Review

Massachusetts, California, Timbuktu

by Stephanie Rosenfeld

It can be risky to pick up a book like this. First you wonder how a book that is written from the perspective of a 12-year-old can keep you interested for 388 pages. Then, as you begin reading, you discover that there are so many asides and back story detours that you wonder if there is actually a plot. Then around page 20 it becomes a book you can't put down.

Justine Hanley will do for female adolescents what Holden Caulfield did for teenage boys back in the fifties. She reveals the thoughts and insights of a precocious mind as she struggles to understand the "Mystery of Mom." And how she expresses herself! Either the author is now 12 years old or she enjoys total recall, with the ability to notice and remember even the smallest impressions and details of her young life with humor and sensitivity.

At one point, Justine wishes she could tell the "Secret of Mom" to Ron, a guy who really likes Colleen and is the first decent man that she and her little sister, Rona, have ever met. She would like him to stick around but knows that she cannot tell him: "If you wanted Mom to like you, you had to be more of a loser. You had to live in a dump and hate kids and not know how to make your own dinner, let alone anyone else's, and most of all, you had to be mean to Mom."

When Justine describes her sadness she says, "Sadness and I were the same thing. I was the owner of all the sadness everywhere, and the meaning of it, too. If anyone wanted to know anything about sad, or if they wanted any for themselves, they'd have to come to me." It makes you want to find this kid and hug her until she gets relief. Despite these feelings, she never falters in caring for her mother and little sister, continuously giving what she herself seldom perceives she gets.

Yet, through all the anxieties, sadness and fears, the bright hope of a wise yet naïve little girl with her keen observations brings smile after smile and some laughs out loud to the reader. She notices, "The way we usually got a boyfriend was that Mom would meet someone somewhere for about one second…and she'd get him to write down his address, then we would send him an application."
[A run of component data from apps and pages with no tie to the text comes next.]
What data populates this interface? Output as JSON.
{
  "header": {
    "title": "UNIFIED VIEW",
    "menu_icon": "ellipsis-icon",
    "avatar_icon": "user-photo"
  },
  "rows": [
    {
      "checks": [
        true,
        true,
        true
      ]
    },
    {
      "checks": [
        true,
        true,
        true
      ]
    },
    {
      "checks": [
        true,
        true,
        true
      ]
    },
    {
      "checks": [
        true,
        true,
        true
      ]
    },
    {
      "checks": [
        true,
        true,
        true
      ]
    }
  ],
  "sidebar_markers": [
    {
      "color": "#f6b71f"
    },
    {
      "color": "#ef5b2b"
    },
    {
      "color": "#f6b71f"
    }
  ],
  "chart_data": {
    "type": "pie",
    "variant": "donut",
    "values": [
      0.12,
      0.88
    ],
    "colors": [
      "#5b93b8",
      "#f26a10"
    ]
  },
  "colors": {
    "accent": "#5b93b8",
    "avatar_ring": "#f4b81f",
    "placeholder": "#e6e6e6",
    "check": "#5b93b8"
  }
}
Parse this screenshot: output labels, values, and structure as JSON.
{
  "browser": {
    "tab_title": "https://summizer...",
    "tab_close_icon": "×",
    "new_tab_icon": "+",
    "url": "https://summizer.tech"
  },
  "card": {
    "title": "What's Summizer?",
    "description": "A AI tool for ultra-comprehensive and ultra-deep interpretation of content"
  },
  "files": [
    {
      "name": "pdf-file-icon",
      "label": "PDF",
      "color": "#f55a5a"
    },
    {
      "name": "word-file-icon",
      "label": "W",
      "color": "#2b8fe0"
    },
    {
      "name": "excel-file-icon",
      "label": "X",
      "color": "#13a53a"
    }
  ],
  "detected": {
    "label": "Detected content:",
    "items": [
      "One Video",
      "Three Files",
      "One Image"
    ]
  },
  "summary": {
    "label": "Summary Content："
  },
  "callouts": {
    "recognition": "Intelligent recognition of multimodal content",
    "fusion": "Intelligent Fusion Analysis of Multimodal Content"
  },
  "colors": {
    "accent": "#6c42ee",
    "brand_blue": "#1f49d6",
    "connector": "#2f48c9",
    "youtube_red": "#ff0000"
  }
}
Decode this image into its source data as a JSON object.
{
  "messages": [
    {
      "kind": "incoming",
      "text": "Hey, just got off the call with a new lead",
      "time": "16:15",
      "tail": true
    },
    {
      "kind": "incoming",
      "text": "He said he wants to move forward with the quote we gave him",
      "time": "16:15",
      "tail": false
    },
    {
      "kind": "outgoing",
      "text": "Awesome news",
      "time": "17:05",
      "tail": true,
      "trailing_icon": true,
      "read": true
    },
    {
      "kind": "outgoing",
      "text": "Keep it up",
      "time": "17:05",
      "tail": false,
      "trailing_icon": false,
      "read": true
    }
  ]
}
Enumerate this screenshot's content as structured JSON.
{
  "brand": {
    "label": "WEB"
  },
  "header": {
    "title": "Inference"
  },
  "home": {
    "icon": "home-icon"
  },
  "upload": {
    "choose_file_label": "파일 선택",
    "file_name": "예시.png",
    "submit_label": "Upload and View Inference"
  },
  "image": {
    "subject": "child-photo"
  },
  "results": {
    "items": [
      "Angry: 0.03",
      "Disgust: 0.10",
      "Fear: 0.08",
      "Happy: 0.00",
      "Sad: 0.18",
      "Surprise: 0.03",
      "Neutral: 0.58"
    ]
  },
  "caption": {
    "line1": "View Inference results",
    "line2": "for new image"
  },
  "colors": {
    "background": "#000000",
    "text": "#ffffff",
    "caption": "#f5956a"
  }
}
As a 12-year-old, Justine can merely describe and react to Colleen because she doesn't have the tools to name the "mystery" that drives her mother. She can only observe the signs that precede a variety of bizarre behaviors, behaviors that put her children in harm's way and create havoc in the lives of those around her. If Justine had the tools, she would realize that the "Mystery of Mom" is, in reality, an undiagnosed mental illness known as Bipolar Disorder. It is a dangerous disease that can cut a swath of destruction through families, friends and employers. The good news is that it is treatable. And with treatment and medication, people like Colleen can become more responsible, productive and safe.

Unfortunately, too many people like Justine and her family will indulge the illness and enable the individual to continue their destructive behaviors with impunity. Today, there are many support groups, books and web sites designed to help the victims of Bipolar Disorder and their victims.

MASSACHUSETTS, CALIFORNIA, TIMBUKTU will take your emotions on an unforgettable ride and could encourage you to take a much closer look at the people around you.

Massachusetts, California, Timbuktu
by Stephanie Rosenfeld

  • Publication Date: June 1, 2004
  • Genres: Fiction
  • Paperback: 416 pages
  • Publisher: Ballantine Books
  • ISBN-10: 034544826X
  • ISBN-13: 9780345448262